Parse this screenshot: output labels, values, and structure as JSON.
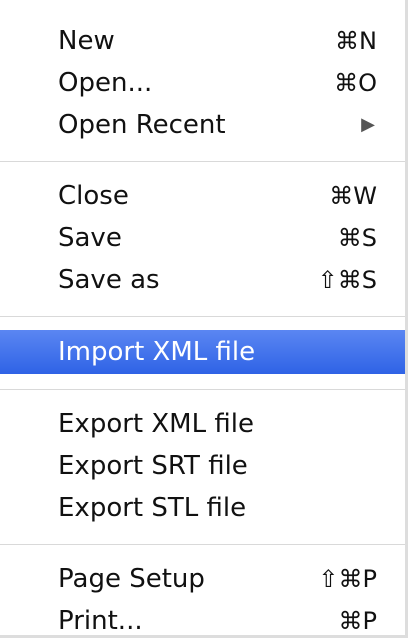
{
  "menu": {
    "groups": [
      [
        {
          "label": "New",
          "shortcut": "⌘N"
        },
        {
          "label": "Open...",
          "shortcut": "⌘O"
        },
        {
          "label": "Open Recent",
          "submenu_icon": "triangle-right-icon",
          "submenu_glyph": "▶"
        }
      ],
      [
        {
          "label": "Close",
          "shortcut": "⌘W"
        },
        {
          "label": "Save",
          "shortcut": "⌘S"
        },
        {
          "label": "Save as",
          "shortcut": "⇧⌘S"
        }
      ],
      [
        {
          "label": "Import XML file",
          "highlighted": true
        }
      ],
      [
        {
          "label": "Export XML file"
        },
        {
          "label": "Export SRT file"
        },
        {
          "label": "Export STL file"
        }
      ],
      [
        {
          "label": "Page Setup",
          "shortcut": "⇧⌘P"
        },
        {
          "label": "Print...",
          "shortcut": "⌘P"
        }
      ]
    ],
    "highlight_color": "#3f72ec"
  }
}
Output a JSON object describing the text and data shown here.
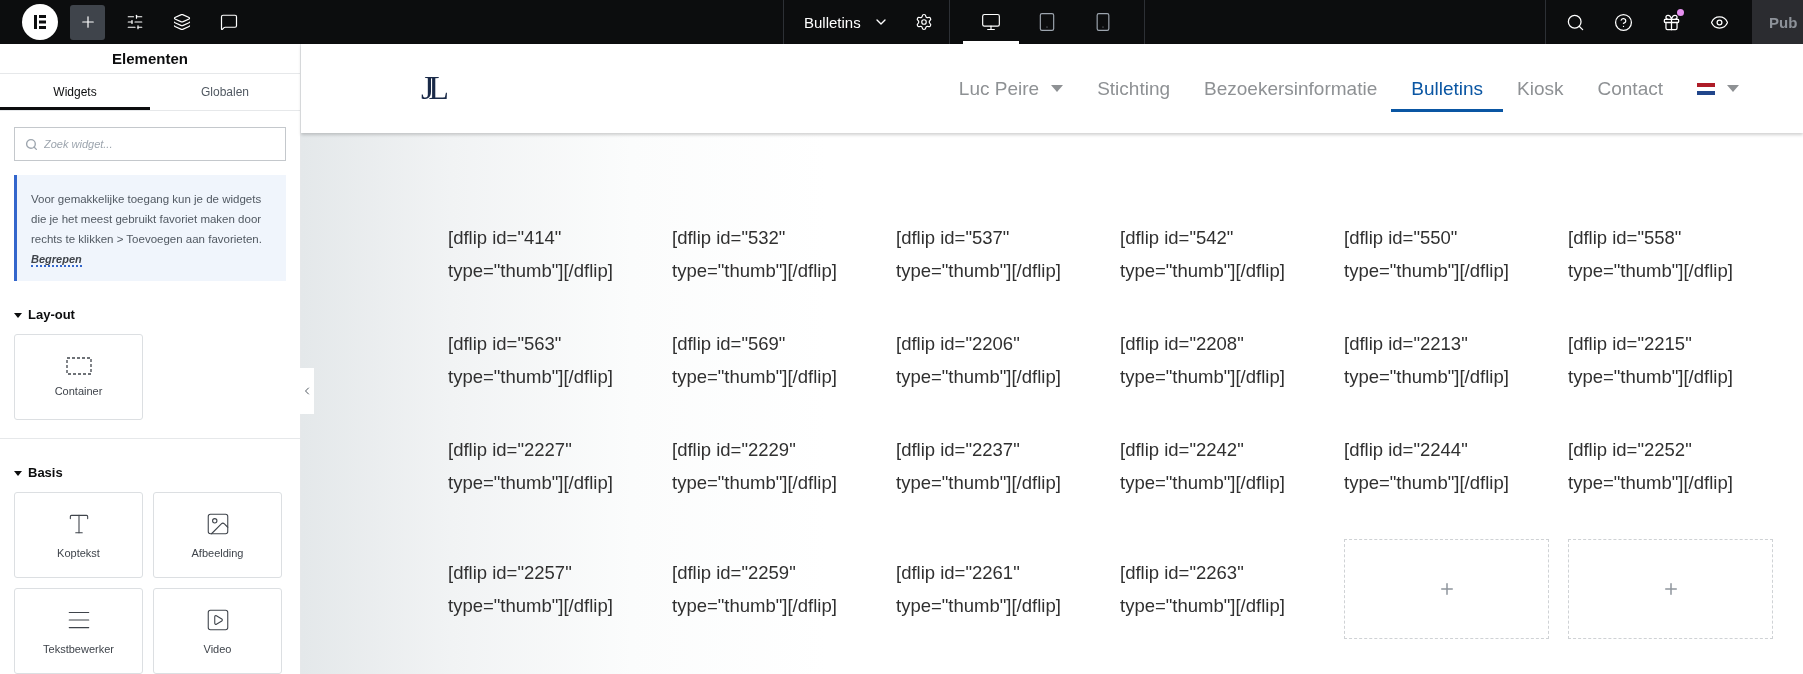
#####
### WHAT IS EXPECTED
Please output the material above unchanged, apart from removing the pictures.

### EXPECTED OUTPUT
Parse this screenshot: output labels, values, and structure as JSON.
{
  "menu": {
    "groups": [
      [
        {
          "label": "New",
          "shortcut": "⌘N"
        },
        {
          "label": "Open...",
          "shortcut": "⌘O"
        },
        {
          "label": "Open Recent",
          "submenu_icon": "triangle-right-icon",
          "submenu_glyph": "▶"
        }
      ],
      [
        {
          "label": "Close",
          "shortcut": "⌘W"
        },
        {
          "label": "Save",
          "shortcut": "⌘S"
        },
        {
          "label": "Save as",
          "shortcut": "⇧⌘S"
        }
      ],
      [
        {
          "label": "Import XML file",
          "highlighted": true
        }
      ],
      [
        {
          "label": "Export XML file"
        },
        {
          "label": "Export SRT file"
        },
        {
          "label": "Export STL file"
        }
      ],
      [
        {
          "label": "Page Setup",
          "shortcut": "⇧⌘P"
        },
        {
          "label": "Print...",
          "shortcut": "⌘P"
        }
      ]
    ],
    "highlight_color": "#3f72ec"
  }
}
Output a JSON object describing the text and data shown here.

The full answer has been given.